• With the coronavirus still spreading across the country, hospitalizations in the U.S. are at a record level.
  • Health experts warn that the pandemic is likely to get even worse in January due to Christmas and New Year’s Eve celebrations.
  • One positive is that some states, such as Iowa and Minnesota, have seen their coronavirus infection rates drop drastically.

Despite all of the well-deserved optimism surrounding the rollout of coronavirus vaccines from Pfizer and Moderna, the reality is that we’re still a long way from putting the coronavirus behind us. Even if we assume that a majority of Americans opt to take a vaccine — which is required to achieve herd immunity — it’s going to take some time for Pfizer and Moderna to manufacture a sufficient number of doses. In a best-case scenario, the White House said that every American should have access to a coronavirus vaccine by June.

In the interim, the coronavirus is still spreading and, in turn, is putting a serious strain on hospitals across the country. As it stands now, the U.S. is seeing an average of 2,250 coronavirus-related deaths per day, a figure which is 5x higher than the death rate back in July. What’s more, hospitalizations are skyrocketing at a level we haven’t seen since the pandemic began. Across the country — and in California and Texas in particular — ICUs in hospitals are operating at full or near-capacity.

Today's Top Deal Sleek black KN95 masks are back in stock at Amazon after selling out twice! Price:$14.99 Available from Amazon, BGR may receive a commission Buy Now Available from Amazon BGR may receive a commission

There are, however, a few bright spots amidst all this chaos.

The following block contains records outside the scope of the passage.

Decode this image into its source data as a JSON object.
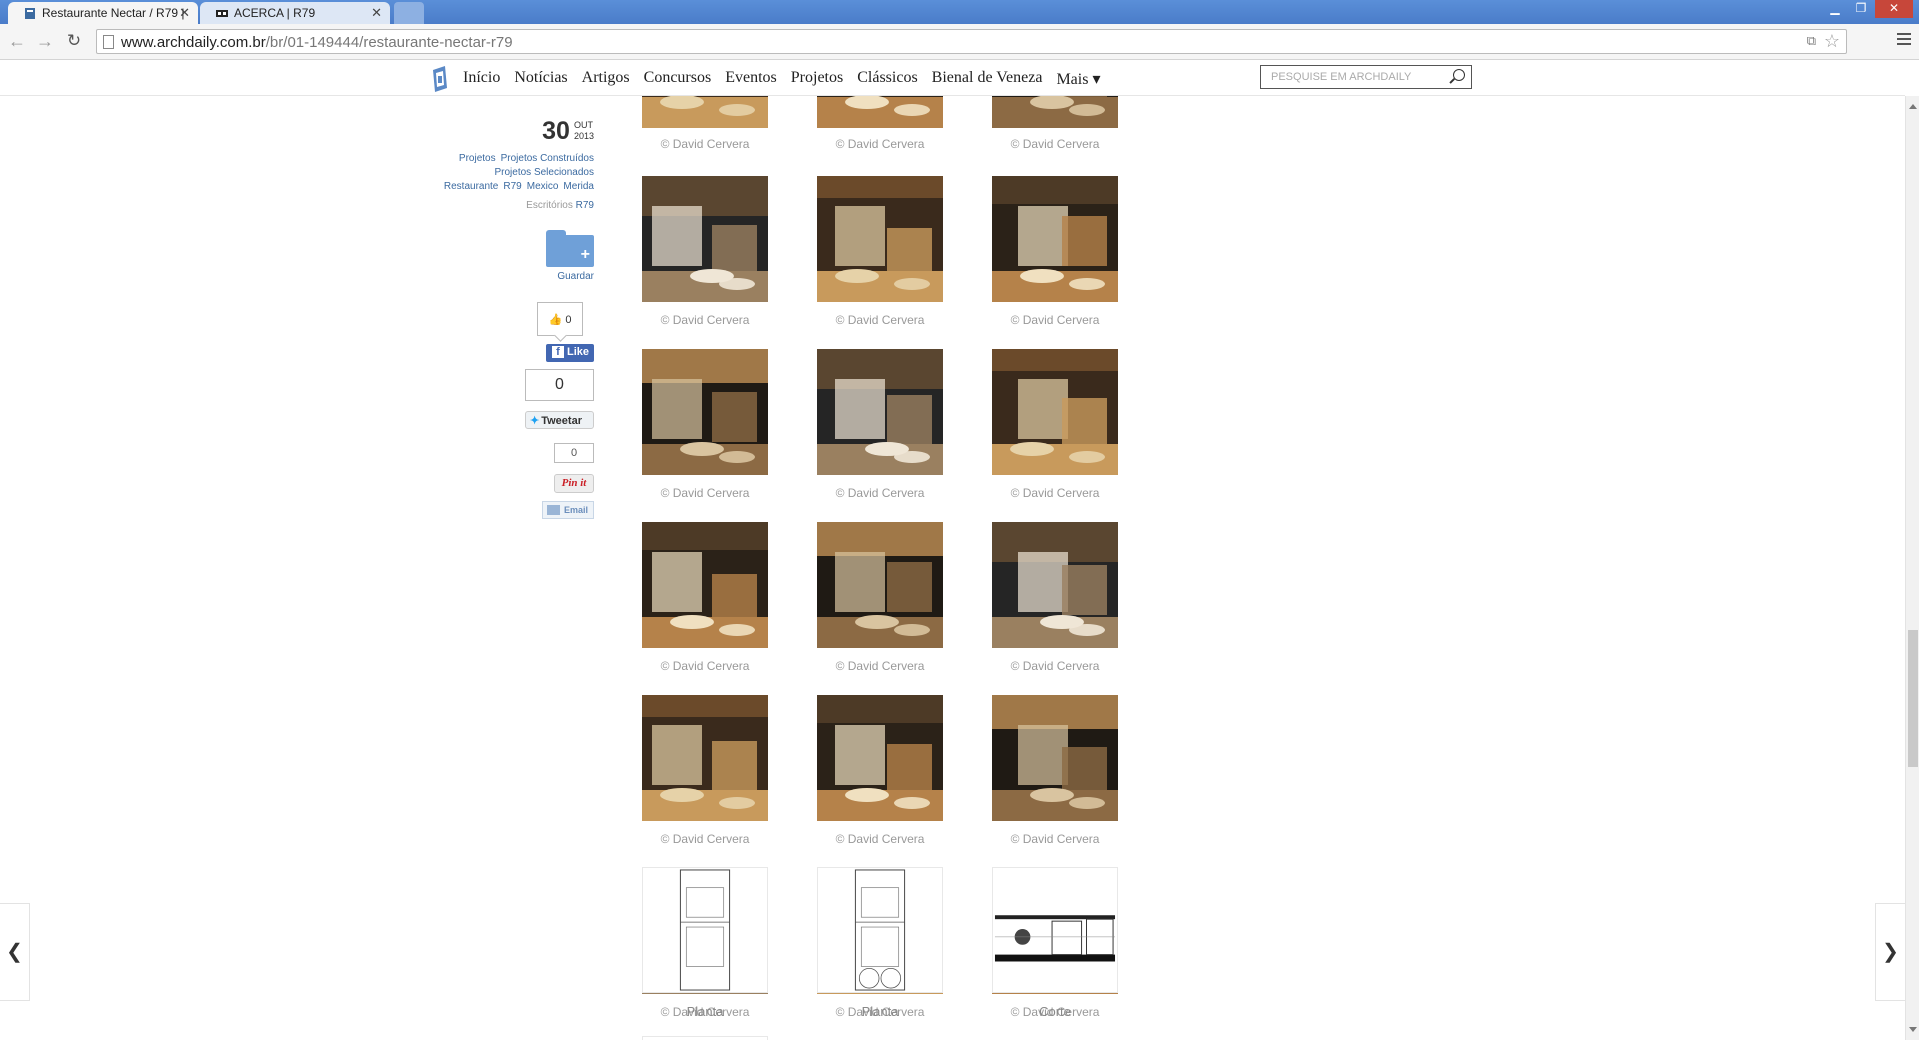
{
  "browser": {
    "tabs": [
      {
        "title": "Restaurante Nectar / R79 |",
        "active": true
      },
      {
        "title": "ACERCA | R79",
        "active": false
      }
    ],
    "url_host": "www.archdaily.com.br",
    "url_path": "/br/01-149444/restaurante-nectar-r79"
  },
  "nav": {
    "links": [
      "Início",
      "Notícias",
      "Artigos",
      "Concursos",
      "Eventos",
      "Projetos",
      "Clássicos",
      "Bienal de Veneza",
      "Mais ▾"
    ],
    "search_placeholder": "PESQUISE EM ARCHDAILY"
  },
  "sidebar": {
    "day": "30",
    "month": "OUT",
    "year": "2013",
    "tags_line1": [
      "Projetos",
      "Projetos Construídos"
    ],
    "tags_line2": [
      "Projetos Selecionados"
    ],
    "tags_line3": [
      "Restaurante",
      "R79",
      "Mexico",
      "Merida"
    ],
    "offices_label": "Escritórios",
    "offices_link": "R79",
    "save_label": "Guardar",
    "like_count": "0",
    "fb_like_label": "Like",
    "tweet_count": "0",
    "tweet_label": "Tweetar",
    "pin_count": "0",
    "pin_label": "Pin it",
    "email_label": "Email"
  },
  "gallery": {
    "rows": [
      [
        "© David Cervera",
        "© David Cervera",
        "© David Cervera"
      ],
      [
        "© David Cervera",
        "© David Cervera",
        "© David Cervera"
      ],
      [
        "© David Cervera",
        "© David Cervera",
        "© David Cervera"
      ],
      [
        "© David Cervera",
        "© David Cervera",
        "© David Cervera"
      ],
      [
        "© David Cervera",
        "© David Cervera",
        "© David Cervera"
      ],
      [
        "© David Cervera",
        "© David Cervera",
        "© David Cervera"
      ]
    ],
    "drawings": [
      "Planta",
      "Planta",
      "Corte"
    ]
  },
  "arrows": {
    "prev": "❮",
    "next": "❯"
  }
}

Across the country, there are a few states where the coronavirus infection rate is on the decline and outbreaks are seemingly under control.

Oregon, for example, has seen its coronavirus infection rate drop by 32% over the last two weeks. During the same timeframe, coronavirus-related deaths and hospitalizations in the state have dropped by 43% and 12%, respectively.

One state that has managed to impressively turn things around is Minnesota. Back in November, the state was seeing upwards of 7,800 new COVID-19 cases every single day. Fast forward a few weeks and the state on Tuesday reported 972 cases. Over the last two weeks, the COVID-19 infection rate in Minnesota has gone down by 60% while the death rate dropped by 34%.

Other states that have done a solid job of preventing coronavirus outbreaks over the last two weeks include Hawaii, Vermont, Colorado, and Iowa. Three of these states — Hawaii, Colorado, and Iowa — have seen their coronavirus death rate drop anywhere from 50-75% in recent weeks.

A substantial decline in coronavirus infections in a particular state, however, isn’t necessarily a reason to celebrate fully. As we’ve seen play out countless times, people tend to take coronavirus safety guidelines less seriously when the infection rate is on the decline. Before long, outbreaks start occurring and the infection rate reverses course.

On a related note, it’s important not to let the excitement regarding new coronavirus vaccines lead to a lapse in safety.

“We get so kind of blinded by vaccine euphoria — the light at the end of the tunnel — that we underestimate how long that tunnel is, and how dangerous that tunnel is,” Peter Sands, an executive director of the Global Fund to Fight AIDS, Tuberculosis, and Malaria, said recently.

Looking ahead, many health experts, including Fauci, believe that January could be the worst month of the entire pandemic.

“I think January is going to be terrible because you’re going to have the Thanksgiving surge super-imposed upon the Christmas surge,” Fauci said earlier this month. “So it’s entirely conceivable that January could be the worst.”

As a result, Dr. Fauci over the past few weeks has stressed on numerous occasions that people, whenever possible, should avoid indoor gatherings, travel, and going to bars and restaurants.

A life long Mac user and Apple enthusiast, Yoni Heisler has been writing about Apple and the tech industry at large for over 6 years. His writing has appeared in Edible Apple, Network World, MacLife, Macworld UK, and most recently, TUAW. When not writing about and analyzing the latest happenings with Apple, Yoni enjoys catching Improv shows in Chicago, playing soccer, and cultivating new TV show addictions, the most recent examples being The Walking Dead and Broad City.